Quality customer service has always been crucial to a successful business. But a positive customer experience may also allow leading tech companies to successfully enter already saturated marketplaces in other fields, according to new polling data.
Results from a recent Morning Consult poll suggest that companies in the process of expanding operations beyond their traditional services and product lines are able to do so because of goodwill they’ve built up with existing consumers.
“Given the communication we have now, consumer satisfaction is incredibly important,” said Donald Hantula, a psychology professor at Temple University. “If people are happy, they tell their friends and strangers. If they’re not happy, they’ll do the same.”
Hantula, who focuses on consumer decision-making, said that as tech companies attempt to expand into new marketplaces such as consumer electronics and online streaming services, it’s imperative that public opinion is already very high for existing brands.
“When you have a very competitive marketplace, it’s critical,” he said. “Why would they want what you’re offering if they don’t like you to begin with?”
That means tech giants Amazon.com Inc. and Apple Inc. are poised to expand since they have high approval ratings among consumers, according to Morning Consult’s survey results.
Whether it be their Macintosh computers or their smartphones, consumers view Apple products as both cool and user friendly, Hantula said. “Apple just made it so easy” to expand into other areas, he said.
Amazon fared even better, though, receiving an 89 percent favorable rating. The world’s largest internet retailer, which started off with a focus on e-commerce, diversified by releasing its Kindle in 2007. Now, the Kindle Fire is one of the most popular tablets on the market.
“Amazon has really tried to build this thing to do whatever it takes to please their customers,” Hantula said, adding that in the early days of online shopping, shipping problems at other companies deterred many customers from purchasing products online. But now when you go Amazon.com, he said, “you know it’s going to be there and it always shows up when they say it will or even before.”
As companies like IBM and Hewlett-Packard attempt to revitalize their brands after recent revenue declines, they face an uphill battle in attracting new, younger consumers who don’t remember those companies when they were at their peak.
Although neither brand suffered from negative consumer opinion — IBM was viewed favorably by 70 percent of respondents, while support for HP was 75 percent — both received low favorability ratings with younger consumers.
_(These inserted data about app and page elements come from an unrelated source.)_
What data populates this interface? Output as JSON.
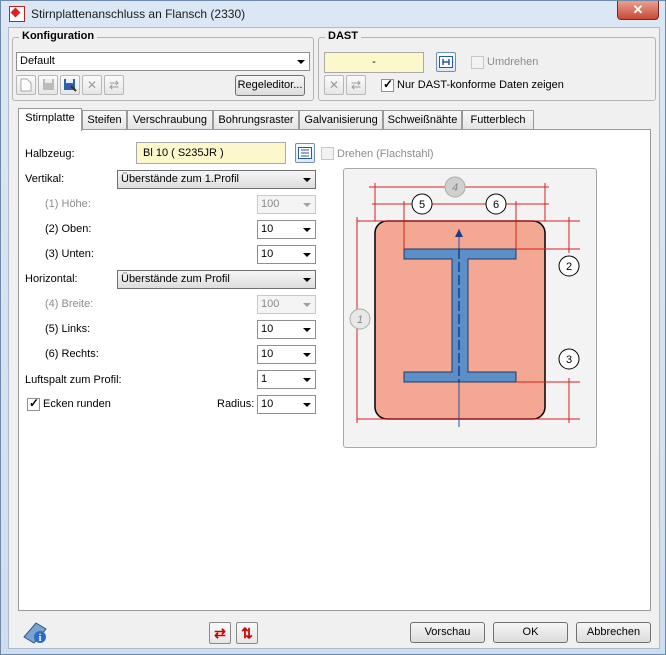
{
  "window": {
    "title": "Stirnplattenanschluss an Flansch (2330)",
    "close_label": "✕"
  },
  "konfiguration": {
    "group_title": "Konfiguration",
    "selected": "Default",
    "regeleditor_label": "Regeleditor..."
  },
  "dast": {
    "group_title": "DAST",
    "value": "-",
    "umdrehen_label": "Umdrehen",
    "umdrehen_checked": false,
    "nur_dast_label": "Nur DAST-konforme Daten zeigen",
    "nur_dast_checked": true
  },
  "tabs": [
    "Stirnplatte",
    "Steifen",
    "Verschraubung",
    "Bohrungsraster",
    "Galvanisierung",
    "Schweißnähte",
    "Futterblech"
  ],
  "active_tab": "Stirnplatte",
  "stirnplatte": {
    "halbzeug_label": "Halbzeug:",
    "halbzeug_value": "Bl 10  ( S235JR )",
    "drehen_label": "Drehen (Flachstahl)",
    "vertikal_label": "Vertikal:",
    "vertikal_value": "Überstände zum 1.Profil",
    "hoehe_label": "(1) Höhe:",
    "hoehe_value": "100",
    "oben_label": "(2) Oben:",
    "oben_value": "10",
    "unten_label": "(3) Unten:",
    "unten_value": "10",
    "horizontal_label": "Horizontal:",
    "horizontal_value": "Überstände zum Profil",
    "breite_label": "(4) Breite:",
    "breite_value": "100",
    "links_label": "(5) Links:",
    "links_value": "10",
    "rechts_label": "(6) Rechts:",
    "rechts_value": "10",
    "luftspalt_label": "Luftspalt zum Profil:",
    "luftspalt_value": "1",
    "ecken_label": "Ecken runden",
    "ecken_checked": true,
    "radius_label": "Radius:",
    "radius_value": "10"
  },
  "diagram": {
    "callouts": [
      "1",
      "2",
      "3",
      "4",
      "5",
      "6"
    ],
    "plate_color": "#f4a793",
    "profile_color": "#5b8fc7",
    "dimension_color": "#d42020"
  },
  "buttons": {
    "vorschau": "Vorschau",
    "ok": "OK",
    "abbrechen": "Abbrechen"
  }
}
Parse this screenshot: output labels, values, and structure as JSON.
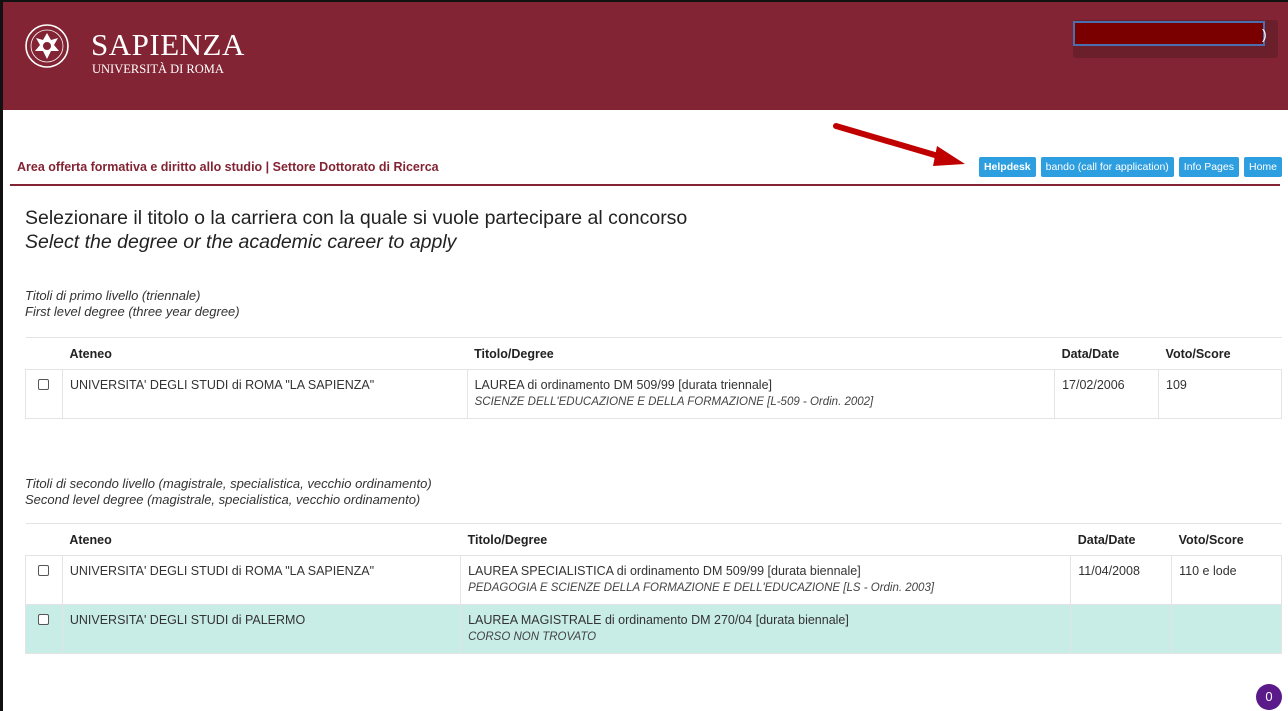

Only 13 percent had a “very favorable” view of IBM and 15 percent for HP, significantly lower than the 50 percent level of support for Apple in the same demographic.
The older tech firms appear to be making an effort to bridge that gap, with IBM recent investment in cloud computing and HP’s operational restructuring away from its traditional product line which included printers and other PC devices.